What lines in the records below mention "this"? List them all.

[Dataset]

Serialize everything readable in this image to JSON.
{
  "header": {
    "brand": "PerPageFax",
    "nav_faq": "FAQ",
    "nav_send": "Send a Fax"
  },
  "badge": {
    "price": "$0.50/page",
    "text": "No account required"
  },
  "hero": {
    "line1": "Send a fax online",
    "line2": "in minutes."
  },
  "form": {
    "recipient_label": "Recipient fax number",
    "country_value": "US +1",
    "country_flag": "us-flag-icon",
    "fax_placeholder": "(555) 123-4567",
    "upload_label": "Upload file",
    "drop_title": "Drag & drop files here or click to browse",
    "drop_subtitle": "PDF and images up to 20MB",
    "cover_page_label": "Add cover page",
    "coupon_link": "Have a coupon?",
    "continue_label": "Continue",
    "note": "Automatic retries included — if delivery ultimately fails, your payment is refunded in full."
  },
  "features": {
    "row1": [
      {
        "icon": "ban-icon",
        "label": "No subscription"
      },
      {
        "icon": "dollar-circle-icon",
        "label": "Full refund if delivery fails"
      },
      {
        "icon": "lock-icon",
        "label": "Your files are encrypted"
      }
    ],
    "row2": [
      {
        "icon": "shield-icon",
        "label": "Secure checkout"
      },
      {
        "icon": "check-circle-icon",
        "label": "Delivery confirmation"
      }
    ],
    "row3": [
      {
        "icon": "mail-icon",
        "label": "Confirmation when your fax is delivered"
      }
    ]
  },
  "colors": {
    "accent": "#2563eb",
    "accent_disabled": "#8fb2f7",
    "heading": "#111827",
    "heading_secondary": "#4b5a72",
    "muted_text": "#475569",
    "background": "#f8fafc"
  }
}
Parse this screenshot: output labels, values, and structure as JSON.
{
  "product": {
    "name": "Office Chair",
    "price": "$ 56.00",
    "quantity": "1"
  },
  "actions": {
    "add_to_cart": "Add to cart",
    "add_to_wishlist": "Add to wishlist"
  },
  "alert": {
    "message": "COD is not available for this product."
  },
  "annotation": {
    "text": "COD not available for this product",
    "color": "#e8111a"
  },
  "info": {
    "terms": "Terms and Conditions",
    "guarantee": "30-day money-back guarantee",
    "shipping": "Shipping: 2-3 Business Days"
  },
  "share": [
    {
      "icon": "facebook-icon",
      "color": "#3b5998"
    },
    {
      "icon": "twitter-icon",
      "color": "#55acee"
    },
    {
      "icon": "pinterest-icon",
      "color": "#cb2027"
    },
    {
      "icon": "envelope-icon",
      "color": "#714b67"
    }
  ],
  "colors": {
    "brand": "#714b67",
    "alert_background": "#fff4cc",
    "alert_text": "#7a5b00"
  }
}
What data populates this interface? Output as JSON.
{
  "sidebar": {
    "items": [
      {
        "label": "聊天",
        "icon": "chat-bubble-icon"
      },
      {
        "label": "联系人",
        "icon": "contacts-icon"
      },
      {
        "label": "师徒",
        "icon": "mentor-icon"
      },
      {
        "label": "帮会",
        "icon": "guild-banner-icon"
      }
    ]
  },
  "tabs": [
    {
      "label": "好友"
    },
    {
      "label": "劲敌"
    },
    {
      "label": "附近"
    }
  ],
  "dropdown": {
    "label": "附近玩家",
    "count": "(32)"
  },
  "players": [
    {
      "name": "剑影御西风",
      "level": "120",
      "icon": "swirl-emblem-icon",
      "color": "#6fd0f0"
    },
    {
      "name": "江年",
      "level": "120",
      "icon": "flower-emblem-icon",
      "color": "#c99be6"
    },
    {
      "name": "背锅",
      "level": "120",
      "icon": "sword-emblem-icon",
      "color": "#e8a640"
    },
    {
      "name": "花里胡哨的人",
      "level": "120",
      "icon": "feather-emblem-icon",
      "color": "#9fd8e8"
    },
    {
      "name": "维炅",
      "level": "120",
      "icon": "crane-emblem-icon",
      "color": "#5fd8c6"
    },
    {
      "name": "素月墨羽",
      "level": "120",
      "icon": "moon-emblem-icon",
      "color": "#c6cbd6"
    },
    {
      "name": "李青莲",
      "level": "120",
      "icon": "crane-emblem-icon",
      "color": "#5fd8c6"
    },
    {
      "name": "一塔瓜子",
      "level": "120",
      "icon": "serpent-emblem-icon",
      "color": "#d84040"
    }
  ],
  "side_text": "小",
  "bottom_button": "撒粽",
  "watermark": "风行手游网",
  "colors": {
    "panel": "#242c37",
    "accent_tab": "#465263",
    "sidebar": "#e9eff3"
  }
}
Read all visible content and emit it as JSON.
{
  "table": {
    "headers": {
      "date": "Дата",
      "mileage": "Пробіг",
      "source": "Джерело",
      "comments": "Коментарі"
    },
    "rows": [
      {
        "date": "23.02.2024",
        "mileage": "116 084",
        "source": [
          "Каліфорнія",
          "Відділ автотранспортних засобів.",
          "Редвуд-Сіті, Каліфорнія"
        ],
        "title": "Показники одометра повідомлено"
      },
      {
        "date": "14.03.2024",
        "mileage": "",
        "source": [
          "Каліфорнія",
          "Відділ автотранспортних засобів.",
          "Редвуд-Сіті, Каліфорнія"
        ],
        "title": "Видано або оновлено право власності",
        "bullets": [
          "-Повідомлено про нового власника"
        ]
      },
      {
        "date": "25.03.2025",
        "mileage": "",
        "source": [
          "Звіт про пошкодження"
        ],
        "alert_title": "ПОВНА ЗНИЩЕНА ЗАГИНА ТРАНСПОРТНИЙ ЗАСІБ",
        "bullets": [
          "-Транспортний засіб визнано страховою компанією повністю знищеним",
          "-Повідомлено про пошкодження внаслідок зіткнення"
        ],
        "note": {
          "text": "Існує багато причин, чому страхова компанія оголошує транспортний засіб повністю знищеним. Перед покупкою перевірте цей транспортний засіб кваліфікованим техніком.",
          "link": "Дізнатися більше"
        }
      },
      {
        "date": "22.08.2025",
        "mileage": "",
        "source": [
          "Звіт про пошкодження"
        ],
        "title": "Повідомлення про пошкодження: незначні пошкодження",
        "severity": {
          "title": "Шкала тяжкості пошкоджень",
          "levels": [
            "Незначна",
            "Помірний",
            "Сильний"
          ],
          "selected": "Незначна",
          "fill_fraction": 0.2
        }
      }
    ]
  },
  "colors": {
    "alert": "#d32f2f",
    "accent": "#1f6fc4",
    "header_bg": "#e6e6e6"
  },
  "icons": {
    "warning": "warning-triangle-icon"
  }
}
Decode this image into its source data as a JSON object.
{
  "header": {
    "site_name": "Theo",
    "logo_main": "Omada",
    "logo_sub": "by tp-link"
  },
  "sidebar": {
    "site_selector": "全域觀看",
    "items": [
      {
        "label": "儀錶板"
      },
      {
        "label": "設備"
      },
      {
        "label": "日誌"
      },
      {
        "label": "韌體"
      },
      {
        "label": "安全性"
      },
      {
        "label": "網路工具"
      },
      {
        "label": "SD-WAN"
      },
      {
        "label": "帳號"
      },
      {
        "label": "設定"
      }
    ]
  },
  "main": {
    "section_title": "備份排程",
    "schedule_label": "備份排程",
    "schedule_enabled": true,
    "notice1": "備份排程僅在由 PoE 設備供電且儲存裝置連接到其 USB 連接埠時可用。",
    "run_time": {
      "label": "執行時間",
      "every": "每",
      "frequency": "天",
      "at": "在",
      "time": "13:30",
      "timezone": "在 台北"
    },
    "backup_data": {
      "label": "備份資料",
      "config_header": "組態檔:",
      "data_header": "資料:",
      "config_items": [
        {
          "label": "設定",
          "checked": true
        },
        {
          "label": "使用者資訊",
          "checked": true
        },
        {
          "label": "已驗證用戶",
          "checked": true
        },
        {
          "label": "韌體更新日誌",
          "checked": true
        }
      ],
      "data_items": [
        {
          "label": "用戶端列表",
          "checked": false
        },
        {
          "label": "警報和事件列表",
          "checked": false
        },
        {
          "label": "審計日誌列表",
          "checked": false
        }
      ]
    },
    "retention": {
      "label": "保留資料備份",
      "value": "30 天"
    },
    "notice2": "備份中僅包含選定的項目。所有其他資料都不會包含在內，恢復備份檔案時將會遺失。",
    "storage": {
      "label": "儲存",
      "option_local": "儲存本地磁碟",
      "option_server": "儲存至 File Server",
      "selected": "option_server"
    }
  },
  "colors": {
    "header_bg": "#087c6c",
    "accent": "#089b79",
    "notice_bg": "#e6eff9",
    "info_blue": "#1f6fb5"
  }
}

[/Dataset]

| Response box |
Serialize everything readable in this image to JSON.
Parse this screenshot: output labels, values, and structure as JSON.
    "message": "COD is not available for this product."
    "text": "COD not available for this product",
What data populates this interface? Output as JSON.
Decode this image into its source data as a JSON object.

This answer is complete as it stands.